We are also thankful to the Colton Police Department for their efforts that led to the apprehension of two suspects in Riverside by the Riverside Police Department. We are fully cooperating with the Colton Police Department to ensure these suspects are held accountable to the highest degree of the law.”


Thursday, May 2, 2013

California Files Court-Ordered Prison Plan, Vows Supreme Court Appeal

SACRAMENTO – The California Department of Corrections and Rehabilitation (CDCR) today submitted a court-ordered list of prison reduction measures, under protest, warning that public safety could be jeopardized and progress under realignment seriously undermined.

“We respect the court’s authority to order the list of measures, but we submitted it under protest,” said CDCR Secretary Jeff Beard. “The court ordered the population reduced so as to allow for medical and mental health care that complies with the Constitution. We are already providing that level of care and so further population reduction is not needed.”

The court-ordered list complies with an April 11, 2013 federal court order requiring the state to explain how it will reduce the adult prison population to 137.5 percent of design capacity. Meeting this order requires the state to reduce its prison population by another 9,300 inmates. The order stems from cases filed by inmates dating back to 1991 that claim the state’s prison medical and mental health care is inadequate and unconstitutional.

While required to file this list of measures, the state still intends to appeal the court order for further prison population reductions to the U.S. Supreme Court.

The court order persists despite more than $1 billion dollars of investment in new health care facilities and new treatment space, including a new, 1,722-bed facility that will open in July; hundreds of new doctors, nurses, psychiatrists and other medical and mental health care staff in California’s prisons; and historic prison reform under realignment – supported by local law enforcement and the Legislature – that has already reduced the prison population by more than 25,000 inmates, in addition to a 17,000 inmate reduction under the previous administration.

The court-ordered list focuses on increasing capacity to house prisoners, but also includes provisions to increase good-conduct credit.

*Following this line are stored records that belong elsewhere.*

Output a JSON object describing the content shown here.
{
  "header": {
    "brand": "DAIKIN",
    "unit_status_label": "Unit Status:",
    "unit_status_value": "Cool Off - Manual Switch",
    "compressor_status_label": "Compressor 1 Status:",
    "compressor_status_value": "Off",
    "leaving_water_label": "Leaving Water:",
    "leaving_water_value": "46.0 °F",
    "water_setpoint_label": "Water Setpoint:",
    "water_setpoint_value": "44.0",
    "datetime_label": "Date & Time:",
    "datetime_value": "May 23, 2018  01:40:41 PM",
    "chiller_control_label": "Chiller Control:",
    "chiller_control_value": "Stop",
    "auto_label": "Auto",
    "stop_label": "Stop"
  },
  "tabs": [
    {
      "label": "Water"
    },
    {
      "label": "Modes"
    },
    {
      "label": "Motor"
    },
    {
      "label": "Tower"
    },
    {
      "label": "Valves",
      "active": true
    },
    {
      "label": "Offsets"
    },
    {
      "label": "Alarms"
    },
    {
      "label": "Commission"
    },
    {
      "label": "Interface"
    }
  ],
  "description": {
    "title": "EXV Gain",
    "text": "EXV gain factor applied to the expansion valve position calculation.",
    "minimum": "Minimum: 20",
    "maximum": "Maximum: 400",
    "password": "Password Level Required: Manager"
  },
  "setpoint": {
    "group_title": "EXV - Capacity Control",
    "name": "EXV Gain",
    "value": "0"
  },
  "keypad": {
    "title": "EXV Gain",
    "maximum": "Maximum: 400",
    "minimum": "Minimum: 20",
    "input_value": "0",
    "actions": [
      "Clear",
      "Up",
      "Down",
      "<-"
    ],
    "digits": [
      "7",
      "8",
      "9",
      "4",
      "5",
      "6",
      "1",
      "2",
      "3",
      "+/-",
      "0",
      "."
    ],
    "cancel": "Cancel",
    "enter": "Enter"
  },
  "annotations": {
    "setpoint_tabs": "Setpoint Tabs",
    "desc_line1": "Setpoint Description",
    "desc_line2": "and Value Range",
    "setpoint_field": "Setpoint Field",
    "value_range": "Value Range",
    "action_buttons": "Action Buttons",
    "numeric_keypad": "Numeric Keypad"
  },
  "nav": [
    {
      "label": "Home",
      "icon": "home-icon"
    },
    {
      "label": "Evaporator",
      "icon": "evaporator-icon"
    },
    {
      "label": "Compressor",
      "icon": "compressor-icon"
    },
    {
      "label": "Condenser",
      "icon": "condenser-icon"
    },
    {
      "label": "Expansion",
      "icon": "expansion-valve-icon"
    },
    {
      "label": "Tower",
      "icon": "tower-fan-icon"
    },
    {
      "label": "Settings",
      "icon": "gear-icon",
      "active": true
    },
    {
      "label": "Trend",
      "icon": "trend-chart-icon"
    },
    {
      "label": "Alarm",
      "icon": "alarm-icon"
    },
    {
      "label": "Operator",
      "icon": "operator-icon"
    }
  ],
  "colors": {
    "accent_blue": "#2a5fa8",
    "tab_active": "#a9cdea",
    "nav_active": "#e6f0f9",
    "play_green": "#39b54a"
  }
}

Virtually every action identified on the list requires legislative approval with the exception of the expanded fire camp capacity. All legislative changes must be urgency measures in order to meet the December 2013 court-ordered deadline.

The list includes the following measures:
• Expanding the capacity of fire camps.
• Slowing the rate of returning out-of-state inmates to California.
• Leasing beds from county jails and other facilities where there is sufficient capacity.
• Increasing good-conduct credit for non-violent inmates.
• Expanding medical and elderly parole.

The increase in credits for good conduct will not impact realignment. Prisoners who are released under the new good-conduct rules would serve their parole under state supervision. If they violate parole prior to the end of what their sentence would have been without the increased good-conduct credits, they will return to state prison.

A lengthier listing of all possible prison population reduction ideas is also included in the filing as compelled by the court.

To read a copy of the population reduction list, a timeline of the lawsuits and court actions to this point, click here.

May 3, 2013
Contact: Jeffrey Callison
(916) 445-4950